Material for this exercise Start Marker
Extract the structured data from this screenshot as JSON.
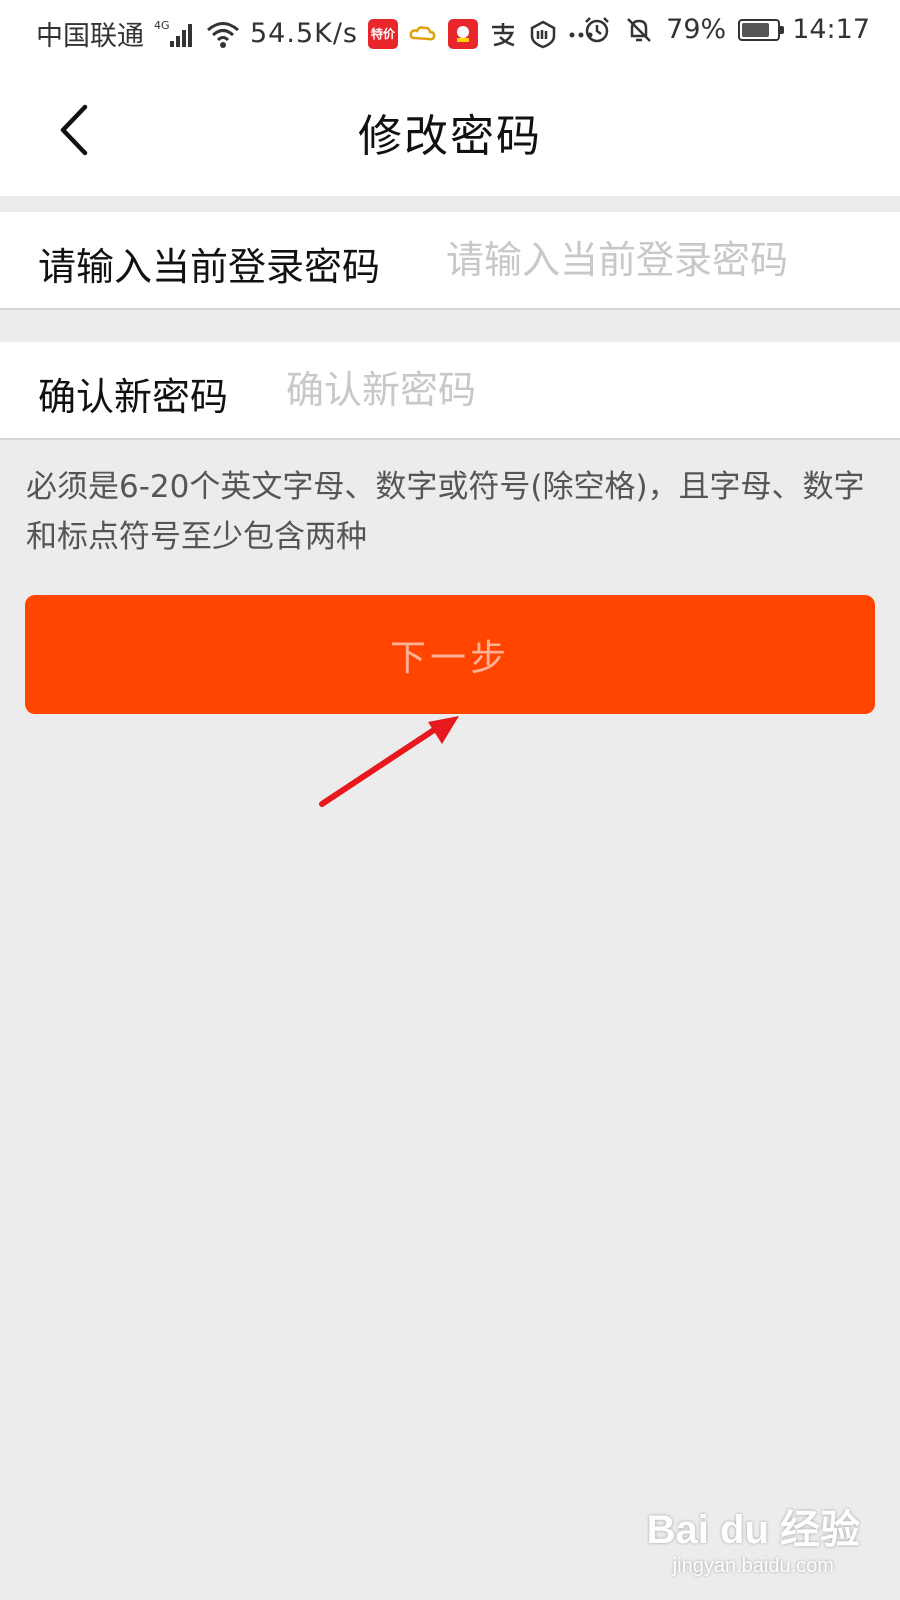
{
  "status_bar": {
    "carrier": "中国联通",
    "network_type": "4G",
    "speed": "54.5K/s",
    "app_badge_1": "特价",
    "battery_percent": "79%",
    "battery_level": 0.79,
    "time": "14:17",
    "icons": [
      "signal-icon",
      "wifi-icon",
      "cloud-icon",
      "alipay-icon",
      "shield-icon",
      "more-icon",
      "alarm-icon",
      "mute-icon",
      "battery-icon"
    ]
  },
  "nav": {
    "title": "修改密码",
    "back_icon": "chevron-left-icon"
  },
  "form": {
    "current_password": {
      "label": "请输入当前登录密码",
      "placeholder": "请输入当前登录密码",
      "value": ""
    },
    "confirm_password": {
      "label": "确认新密码",
      "placeholder": "确认新密码",
      "value": ""
    }
  },
  "hint": "必须是6-20个英文字母、数字或符号(除空格)，且字母、数字和标点符号至少包含两种",
  "next_button": {
    "label": "下一步",
    "color": "#ff4500",
    "text_color": "#ffb198"
  },
  "annotation": {
    "arrow_color": "#e8191e"
  },
  "watermark": {
    "logo": "Bai du 经验",
    "url": "jingyan.baidu.com"
  }
}
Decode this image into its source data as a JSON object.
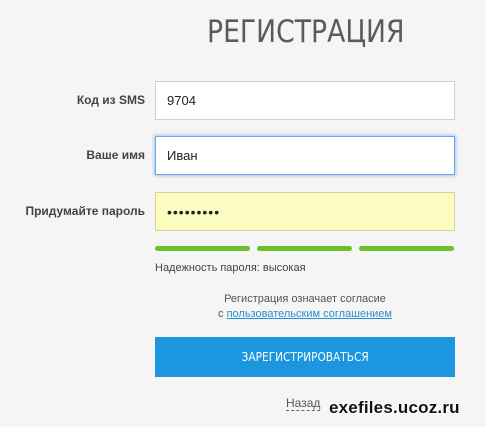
{
  "page": {
    "title": "РЕГИСТРАЦИЯ"
  },
  "form": {
    "sms": {
      "label": "Код из SMS",
      "value": "9704"
    },
    "name": {
      "label": "Ваше имя",
      "value": "Иван"
    },
    "password": {
      "label": "Придумайте пароль",
      "value": "•••••••••"
    },
    "strength": {
      "label": "Надежность пароля:",
      "level_text": "высокая",
      "filled_segments": 3,
      "total_segments": 3
    },
    "agreement": {
      "prefix": "Регистрация означает согласие",
      "link_prefix": "с",
      "link_text": "пользовательским соглашением"
    },
    "submit_label": "ЗАРЕГИСТРИРОВАТЬСЯ",
    "back_label": "Назад"
  },
  "watermark": "exefiles.ucoz.ru",
  "colors": {
    "accent": "#1b96df",
    "strength": "#6cc12a",
    "link": "#2a8fd0",
    "autofill": "#fafcc0",
    "focus": "#6aa6e8"
  }
}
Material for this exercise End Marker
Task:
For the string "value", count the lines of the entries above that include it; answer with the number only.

Task response:
5